It blows my mind a little that there isn’t a place called “Clean Tap Brewing Company.”
I would drink that beer.
This is what I’m thinking of while at the Wild and Scenic Film Festival event at the Sierra Nevada Facility in Mills River. The space is huge, the brewery carries the nickname Hogwarts, and everyone is here of good will. Still, I can’t help but wonder who benefits who.
The Mills River Valley Trail Project raises funds. Wild and Scenic collects their rental fees and exposes filmmakers to a wider audience. Sierra Nevada has a reason to sell a few beers and attract a new audience.
Seriously, the space is like Hogwarts.
Also, Sierra Nevada has a chance to showcase how much they all love riding bikes with Death Ride - tapping into communities everywhere: cycling, brewing, California, North Carolina, and so on.
That’s the point of all this: building a community. Sometimes, though, I wonder if the communities are built the wrong way - maybe they should build from the top-down, rather than the bottom-up?
I’ve just seen this all play out before in Denver.
I don’t think anyone got the full story on why Del Norte Brewing shut down. It was over night, closed their doors, stopped producing, gave away their stock. This all happened right at the dawn of the craft beer explosion, right after Del Norte had quadrupled their production and entered into a mess of new markets. Then, overnight, gone.
They did good work. Hell, who doesn’t love a good Mexican lager?
The closure was forgotten as a swell of press about the local craft brewing industry grew it’s roots and took hold. Over the next five years, hundreds of different brewing and beer-centric operations would open. Not a weekend would pass without a brewery, somewhere, having their grand opening weekend. Each of them more or less brewing the same handful of styles at similar quality. All of them dealt with the same startup costs. They were all after the same audience.
It was about this time I started working with the team at Denver Off The Wagon - one of a dozen magazines all competing for the same headline attention. There was no such thing as too much press, not in the beer world. Brewers love attention.
Every brewery leveraged slightly different themes and stories. Most of them had furniture built out of beetle-kill pine. All of them leaned heavily on the idea of “community” to build their businesses.
Hell, they had to use community. Otherwise they were left with “We sell the thing that gets you drunk.” ¯\_(ツ)_/¯
They started with the literal community - those who lived nearby. They relied on their foot traffic for baseline sales and on their signatures to petition for liquor licensing. Most expanded into the community of craft beer drinkers who traveled from all over to check into the taproom and collect a sticker for the back window of their van. There were communities revolving around festivals, music, dogs, fermented foods, death metal, motorcycles, hiking, and so much more.

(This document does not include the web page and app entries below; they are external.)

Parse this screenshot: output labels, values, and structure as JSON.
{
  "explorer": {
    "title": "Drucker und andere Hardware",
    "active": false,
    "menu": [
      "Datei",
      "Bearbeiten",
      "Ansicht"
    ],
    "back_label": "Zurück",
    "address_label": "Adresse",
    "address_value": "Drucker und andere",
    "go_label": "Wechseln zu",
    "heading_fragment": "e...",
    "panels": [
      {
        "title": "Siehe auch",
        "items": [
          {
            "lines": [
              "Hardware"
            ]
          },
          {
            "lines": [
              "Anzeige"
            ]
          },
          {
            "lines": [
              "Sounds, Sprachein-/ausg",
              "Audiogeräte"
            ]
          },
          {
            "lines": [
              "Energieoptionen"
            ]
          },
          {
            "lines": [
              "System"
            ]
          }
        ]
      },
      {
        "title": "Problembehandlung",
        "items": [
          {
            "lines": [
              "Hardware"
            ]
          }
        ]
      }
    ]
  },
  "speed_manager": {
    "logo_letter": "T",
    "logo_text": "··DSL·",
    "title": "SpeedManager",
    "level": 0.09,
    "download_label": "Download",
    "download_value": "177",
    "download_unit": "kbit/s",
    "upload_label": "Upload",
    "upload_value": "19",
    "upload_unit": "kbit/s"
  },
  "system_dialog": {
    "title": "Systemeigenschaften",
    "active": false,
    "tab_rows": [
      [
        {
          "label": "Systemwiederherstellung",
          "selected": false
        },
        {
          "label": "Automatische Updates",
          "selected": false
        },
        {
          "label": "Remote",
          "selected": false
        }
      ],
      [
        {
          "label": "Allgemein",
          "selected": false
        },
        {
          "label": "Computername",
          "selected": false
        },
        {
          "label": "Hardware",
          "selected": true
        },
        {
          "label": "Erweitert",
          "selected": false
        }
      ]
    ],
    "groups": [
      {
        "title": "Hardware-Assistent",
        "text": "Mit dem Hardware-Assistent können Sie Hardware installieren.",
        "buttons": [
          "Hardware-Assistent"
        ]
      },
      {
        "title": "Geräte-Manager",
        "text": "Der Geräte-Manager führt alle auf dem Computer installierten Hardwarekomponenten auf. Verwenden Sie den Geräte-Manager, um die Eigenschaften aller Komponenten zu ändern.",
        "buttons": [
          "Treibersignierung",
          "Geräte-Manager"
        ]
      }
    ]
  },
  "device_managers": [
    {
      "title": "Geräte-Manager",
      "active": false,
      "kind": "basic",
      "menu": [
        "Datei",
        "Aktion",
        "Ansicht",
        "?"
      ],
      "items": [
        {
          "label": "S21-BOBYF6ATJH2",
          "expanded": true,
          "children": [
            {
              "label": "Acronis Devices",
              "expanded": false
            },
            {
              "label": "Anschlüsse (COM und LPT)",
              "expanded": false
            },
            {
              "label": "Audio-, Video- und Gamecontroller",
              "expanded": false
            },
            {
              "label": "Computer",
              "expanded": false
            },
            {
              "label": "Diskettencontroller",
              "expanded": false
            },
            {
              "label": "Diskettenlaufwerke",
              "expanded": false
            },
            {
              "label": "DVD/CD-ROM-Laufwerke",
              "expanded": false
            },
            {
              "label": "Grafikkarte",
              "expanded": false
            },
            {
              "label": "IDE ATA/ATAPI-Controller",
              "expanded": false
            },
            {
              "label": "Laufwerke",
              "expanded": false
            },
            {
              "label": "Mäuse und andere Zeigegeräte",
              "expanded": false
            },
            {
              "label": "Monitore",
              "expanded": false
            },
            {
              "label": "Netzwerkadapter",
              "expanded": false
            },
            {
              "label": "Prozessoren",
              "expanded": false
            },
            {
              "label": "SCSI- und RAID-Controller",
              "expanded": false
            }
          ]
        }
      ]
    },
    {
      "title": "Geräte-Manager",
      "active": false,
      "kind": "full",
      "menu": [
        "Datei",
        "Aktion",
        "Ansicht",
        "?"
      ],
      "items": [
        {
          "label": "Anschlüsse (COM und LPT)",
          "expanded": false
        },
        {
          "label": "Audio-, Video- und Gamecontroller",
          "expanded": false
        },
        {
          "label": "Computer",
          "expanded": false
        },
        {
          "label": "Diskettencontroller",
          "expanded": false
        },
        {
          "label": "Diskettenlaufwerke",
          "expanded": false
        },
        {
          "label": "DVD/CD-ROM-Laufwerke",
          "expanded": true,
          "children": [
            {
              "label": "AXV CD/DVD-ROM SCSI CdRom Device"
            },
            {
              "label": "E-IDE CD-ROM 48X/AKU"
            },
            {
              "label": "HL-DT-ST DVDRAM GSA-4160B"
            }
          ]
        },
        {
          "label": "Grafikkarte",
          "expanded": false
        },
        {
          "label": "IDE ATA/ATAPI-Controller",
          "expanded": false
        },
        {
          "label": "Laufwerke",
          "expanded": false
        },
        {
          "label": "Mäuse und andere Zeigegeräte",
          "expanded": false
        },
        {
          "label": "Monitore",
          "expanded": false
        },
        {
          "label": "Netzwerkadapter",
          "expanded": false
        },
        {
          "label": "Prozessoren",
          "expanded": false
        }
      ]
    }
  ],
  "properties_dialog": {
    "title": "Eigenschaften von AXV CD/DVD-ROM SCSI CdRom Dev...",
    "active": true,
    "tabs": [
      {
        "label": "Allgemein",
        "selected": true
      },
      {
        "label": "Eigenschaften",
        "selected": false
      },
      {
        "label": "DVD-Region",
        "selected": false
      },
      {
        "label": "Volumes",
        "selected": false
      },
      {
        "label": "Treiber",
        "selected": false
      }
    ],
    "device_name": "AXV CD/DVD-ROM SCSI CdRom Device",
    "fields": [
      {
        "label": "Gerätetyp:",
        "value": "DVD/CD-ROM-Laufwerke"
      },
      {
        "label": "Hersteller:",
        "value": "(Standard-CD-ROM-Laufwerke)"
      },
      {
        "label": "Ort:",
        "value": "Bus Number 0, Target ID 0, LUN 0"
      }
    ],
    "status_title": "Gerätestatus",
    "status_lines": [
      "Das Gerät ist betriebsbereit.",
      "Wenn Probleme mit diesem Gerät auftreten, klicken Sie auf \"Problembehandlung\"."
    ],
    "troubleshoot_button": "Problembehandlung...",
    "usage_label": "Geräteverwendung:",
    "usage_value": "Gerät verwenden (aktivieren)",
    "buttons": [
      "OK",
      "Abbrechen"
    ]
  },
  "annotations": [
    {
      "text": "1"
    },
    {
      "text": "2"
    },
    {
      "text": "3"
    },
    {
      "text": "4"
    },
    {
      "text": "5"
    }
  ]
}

Community was the through line when breweries couldn’t, or wouldn’t, take the time to find out why their customers were loyal to them. When it came to craft brands, it was rare to buy the same beer twice. After all, there was so much of it, you never knew what you really liked. The beer you loved today might never be brewed again - bets not get attached. This is fun for the craft beer enthusiast, a night mare for determining who was going to drink how much of your next beer.
Some breweries closed up. Others moved to cheaper parts of the city. Others relied on huge distribution models to get in to as many pockets as possible. Community is great, but it doesn’t circumvent commercial competition. It’s hard to spend money at one taproom while filling a barstool in another.
When you leverage community for competition of a dollar, you either eventually break the community or the community breaks from you. You see this when AB InBev buys up another "local craft brewer" or when you feel the bad blood flowing around a craft beer festival where the size of a line doesn’t always reflect the quality of a brewer. You see this when the Craft Brewer's Alliance stands in for the overall promotion of the industry, but finds a very weird allegiance with huge brewers and constantly seems to rewrite the rules to accommodate for capacity over community.
Craft beer isn’t alone in this.
Just about everyone in every industry aims high in ambition but always stop short of where we think we can belong. I do this too.
I believe the opportunities any of us have for expanding our presence and establishing the trust (loyalty? repeat visitors/ buyers?) of our audience is somewhere in the great beyond of the greater good.
Maybe we are too shy to go that far. Maybe most of us don't have the empathy. It's the difference between joining something like Craft Brewers For Clean Water so you can write off your efforts as “charitable” or add the little NRDC logo to something you can hang in your taproom. The efforts are worthwhile, but it is a case of the bottom-up community. Brewers are supportive, but they aren’t necessarily invested . Breweries rely on clean water because it directly impacts the quality of their product. It’s a noble effort, but I want to see them go further.
Why not take the mantle away with the statement:
"We make beer because the only thing we care about is clean water. For our beer. For you. For everyone."
Then, even if your customer doesn't drink beer, they still care about your company because you are speaking from the platform of the greater good. Who doesn’t want clean water?
That’s the difference between brewers for the idea of clean water, and the Clean Tap Brewing Company. Good beer, clean water, and shirts that are made with that super soft cotton I think everything should be made out of.